--- PROBLEM DETAILS ---
Your response should consist of every line below, reproduced without alteration.

- - - - - - -

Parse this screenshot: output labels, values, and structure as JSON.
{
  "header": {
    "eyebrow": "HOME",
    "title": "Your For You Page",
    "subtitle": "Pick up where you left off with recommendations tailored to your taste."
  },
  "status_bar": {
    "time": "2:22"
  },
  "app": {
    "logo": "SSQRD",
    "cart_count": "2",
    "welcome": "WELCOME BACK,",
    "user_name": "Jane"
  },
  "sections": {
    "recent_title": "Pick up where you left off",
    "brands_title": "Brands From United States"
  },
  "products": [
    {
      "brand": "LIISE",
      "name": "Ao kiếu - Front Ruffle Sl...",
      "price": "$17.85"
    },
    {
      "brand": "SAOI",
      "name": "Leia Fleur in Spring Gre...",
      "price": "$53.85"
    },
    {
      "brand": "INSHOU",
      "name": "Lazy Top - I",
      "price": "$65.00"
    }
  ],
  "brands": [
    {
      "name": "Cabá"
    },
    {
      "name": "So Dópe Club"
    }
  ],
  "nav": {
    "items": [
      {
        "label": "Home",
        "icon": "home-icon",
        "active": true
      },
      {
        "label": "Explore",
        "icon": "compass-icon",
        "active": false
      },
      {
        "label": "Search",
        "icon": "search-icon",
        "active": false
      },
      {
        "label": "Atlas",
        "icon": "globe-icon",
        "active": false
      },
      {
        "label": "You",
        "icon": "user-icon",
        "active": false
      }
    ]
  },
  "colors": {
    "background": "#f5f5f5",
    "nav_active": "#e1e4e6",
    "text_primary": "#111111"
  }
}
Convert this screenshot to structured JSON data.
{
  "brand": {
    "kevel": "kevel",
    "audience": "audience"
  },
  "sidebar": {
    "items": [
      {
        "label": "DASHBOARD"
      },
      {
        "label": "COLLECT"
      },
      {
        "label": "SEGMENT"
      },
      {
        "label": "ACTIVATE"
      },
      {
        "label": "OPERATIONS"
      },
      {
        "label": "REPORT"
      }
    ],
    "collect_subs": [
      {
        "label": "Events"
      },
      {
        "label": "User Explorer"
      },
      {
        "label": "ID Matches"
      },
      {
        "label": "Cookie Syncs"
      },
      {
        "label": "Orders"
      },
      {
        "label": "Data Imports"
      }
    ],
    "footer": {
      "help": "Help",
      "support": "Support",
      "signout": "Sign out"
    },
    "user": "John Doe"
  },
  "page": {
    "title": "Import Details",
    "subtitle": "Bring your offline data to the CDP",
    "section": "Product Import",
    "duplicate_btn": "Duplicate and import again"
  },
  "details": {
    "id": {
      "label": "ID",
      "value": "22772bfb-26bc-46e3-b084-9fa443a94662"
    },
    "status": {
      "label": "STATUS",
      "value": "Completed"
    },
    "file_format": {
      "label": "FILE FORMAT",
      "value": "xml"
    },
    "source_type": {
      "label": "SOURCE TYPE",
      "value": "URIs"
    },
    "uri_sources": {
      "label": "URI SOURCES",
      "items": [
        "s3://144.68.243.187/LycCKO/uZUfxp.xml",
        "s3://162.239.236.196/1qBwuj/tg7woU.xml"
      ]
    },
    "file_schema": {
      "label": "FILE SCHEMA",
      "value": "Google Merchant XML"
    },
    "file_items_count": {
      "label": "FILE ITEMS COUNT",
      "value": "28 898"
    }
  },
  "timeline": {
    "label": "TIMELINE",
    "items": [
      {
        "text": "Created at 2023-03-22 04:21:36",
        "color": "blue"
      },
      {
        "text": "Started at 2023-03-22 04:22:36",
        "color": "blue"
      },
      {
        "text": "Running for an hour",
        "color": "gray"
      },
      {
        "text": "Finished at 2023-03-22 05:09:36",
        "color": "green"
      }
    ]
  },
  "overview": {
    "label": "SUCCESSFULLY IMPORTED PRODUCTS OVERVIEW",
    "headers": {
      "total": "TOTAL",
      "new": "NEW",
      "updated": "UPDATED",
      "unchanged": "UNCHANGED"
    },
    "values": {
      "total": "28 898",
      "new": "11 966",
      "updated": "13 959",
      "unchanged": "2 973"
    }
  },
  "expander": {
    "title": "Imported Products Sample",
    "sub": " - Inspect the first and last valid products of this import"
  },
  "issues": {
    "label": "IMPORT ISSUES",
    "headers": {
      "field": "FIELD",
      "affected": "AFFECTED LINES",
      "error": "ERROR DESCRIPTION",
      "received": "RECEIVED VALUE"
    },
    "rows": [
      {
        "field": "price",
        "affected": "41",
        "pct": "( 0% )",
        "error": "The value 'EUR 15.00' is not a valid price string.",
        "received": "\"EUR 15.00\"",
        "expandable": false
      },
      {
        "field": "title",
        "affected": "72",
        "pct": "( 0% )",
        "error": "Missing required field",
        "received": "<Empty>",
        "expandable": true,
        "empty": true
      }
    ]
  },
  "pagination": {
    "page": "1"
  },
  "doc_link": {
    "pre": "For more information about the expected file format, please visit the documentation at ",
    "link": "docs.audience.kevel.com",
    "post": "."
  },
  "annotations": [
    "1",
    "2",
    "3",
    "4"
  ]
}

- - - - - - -

--- TASK ANSWER ---
Parse this screenshot: output labels, values, and structure as JSON.
{
  "header": {
    "eyebrow": "HOME",
    "title": "Your For You Page",
    "subtitle": "Pick up where you left off with recommendations tailored to your taste."
  },
  "status_bar": {
    "time": "2:22"
  },
  "app": {
    "logo": "SSQRD",
    "cart_count": "2",
    "welcome": "WELCOME BACK,",
    "user_name": "Jane"
  },
  "sections": {
    "recent_title": "Pick up where you left off",
    "brands_title": "Brands From United States"
  },
  "products": [
    {
      "brand": "LIISE",
      "name": "Ao kiếu - Front Ruffle Sl...",
      "price": "$17.85"
    },
    {
      "brand": "SAOI",
      "name": "Leia Fleur in Spring Gre...",
      "price": "$53.85"
    },
    {
      "brand": "INSHOU",
      "name": "Lazy Top - I",
      "price": "$65.00"
    }
  ],
  "brands": [
    {
      "name": "Cabá"
    },
    {
      "name": "So Dópe Club"
    }
  ],
  "nav": {
    "items": [
      {
        "label": "Home",
        "icon": "home-icon",
        "active": true
      },
      {
        "label": "Explore",
        "icon": "compass-icon",
        "active": false
      },
      {
        "label": "Search",
        "icon": "search-icon",
        "active": false
      },
      {
        "label": "Atlas",
        "icon": "globe-icon",
        "active": false
      },
      {
        "label": "You",
        "icon": "user-icon",
        "active": false
      }
    ]
  },
  "colors": {
    "background": "#f5f5f5",
    "nav_active": "#e1e4e6",
    "text_primary": "#111111"
  }
}
Convert this screenshot to structured JSON data.
{
  "brand": {
    "kevel": "kevel",
    "audience": "audience"
  },
  "sidebar": {
    "items": [
      {
        "label": "DASHBOARD"
      },
      {
        "label": "COLLECT"
      },
      {
        "label": "SEGMENT"
      },
      {
        "label": "ACTIVATE"
      },
      {
        "label": "OPERATIONS"
      },
      {
        "label": "REPORT"
      }
    ],
    "collect_subs": [
      {
        "label": "Events"
      },
      {
        "label": "User Explorer"
      },
      {
        "label": "ID Matches"
      },
      {
        "label": "Cookie Syncs"
      },
      {
        "label": "Orders"
      },
      {
        "label": "Data Imports"
      }
    ],
    "footer": {
      "help": "Help",
      "support": "Support",
      "signout": "Sign out"
    },
    "user": "John Doe"
  },
  "page": {
    "title": "Import Details",
    "subtitle": "Bring your offline data to the CDP",
    "section": "Product Import",
    "duplicate_btn": "Duplicate and import again"
  },
  "details": {
    "id": {
      "label": "ID",
      "value": "22772bfb-26bc-46e3-b084-9fa443a94662"
    },
    "status": {
      "label": "STATUS",
      "value": "Completed"
    },
    "file_format": {
      "label": "FILE FORMAT",
      "value": "xml"
    },
    "source_type": {
      "label": "SOURCE TYPE",
      "value": "URIs"
    },
    "uri_sources": {
      "label": "URI SOURCES",
      "items": [
        "s3://144.68.243.187/LycCKO/uZUfxp.xml",
        "s3://162.239.236.196/1qBwuj/tg7woU.xml"
      ]
    },
    "file_schema": {
      "label": "FILE SCHEMA",
      "value": "Google Merchant XML"
    },
    "file_items_count": {
      "label": "FILE ITEMS COUNT",
      "value": "28 898"
    }
  },
  "timeline": {
    "label": "TIMELINE",
    "items": [
      {
        "text": "Created at 2023-03-22 04:21:36",
        "color": "blue"
      },
      {
        "text": "Started at 2023-03-22 04:22:36",
        "color": "blue"
      },
      {
        "text": "Running for an hour",
        "color": "gray"
      },
      {
        "text": "Finished at 2023-03-22 05:09:36",
        "color": "green"
      }
    ]
  },
  "overview": {
    "label": "SUCCESSFULLY IMPORTED PRODUCTS OVERVIEW",
    "headers": {
      "total": "TOTAL",
      "new": "NEW",
      "updated": "UPDATED",
      "unchanged": "UNCHANGED"
    },
    "values": {
      "total": "28 898",
      "new": "11 966",
      "updated": "13 959",
      "unchanged": "2 973"
    }
  },
  "expander": {
    "title": "Imported Products Sample",
    "sub": " - Inspect the first and last valid products of this import"
  },
  "issues": {
    "label": "IMPORT ISSUES",
    "headers": {
      "field": "FIELD",
      "affected": "AFFECTED LINES",
      "error": "ERROR DESCRIPTION",
      "received": "RECEIVED VALUE"
    },
    "rows": [
      {
        "field": "price",
        "affected": "41",
        "pct": "( 0% )",
        "error": "The value 'EUR 15.00' is not a valid price string.",
        "received": "\"EUR 15.00\"",
        "expandable": false
      },
      {
        "field": "title",
        "affected": "72",
        "pct": "( 0% )",
        "error": "Missing required field",
        "received": "<Empty>",
        "expandable": true,
        "empty": true
      }
    ]
  },
  "pagination": {
    "page": "1"
  },
  "doc_link": {
    "pre": "For more information about the expected file format, please visit the documentation at ",
    "link": "docs.audience.kevel.com",
    "post": "."
  },
  "annotations": [
    "1",
    "2",
    "3",
    "4"
  ]
}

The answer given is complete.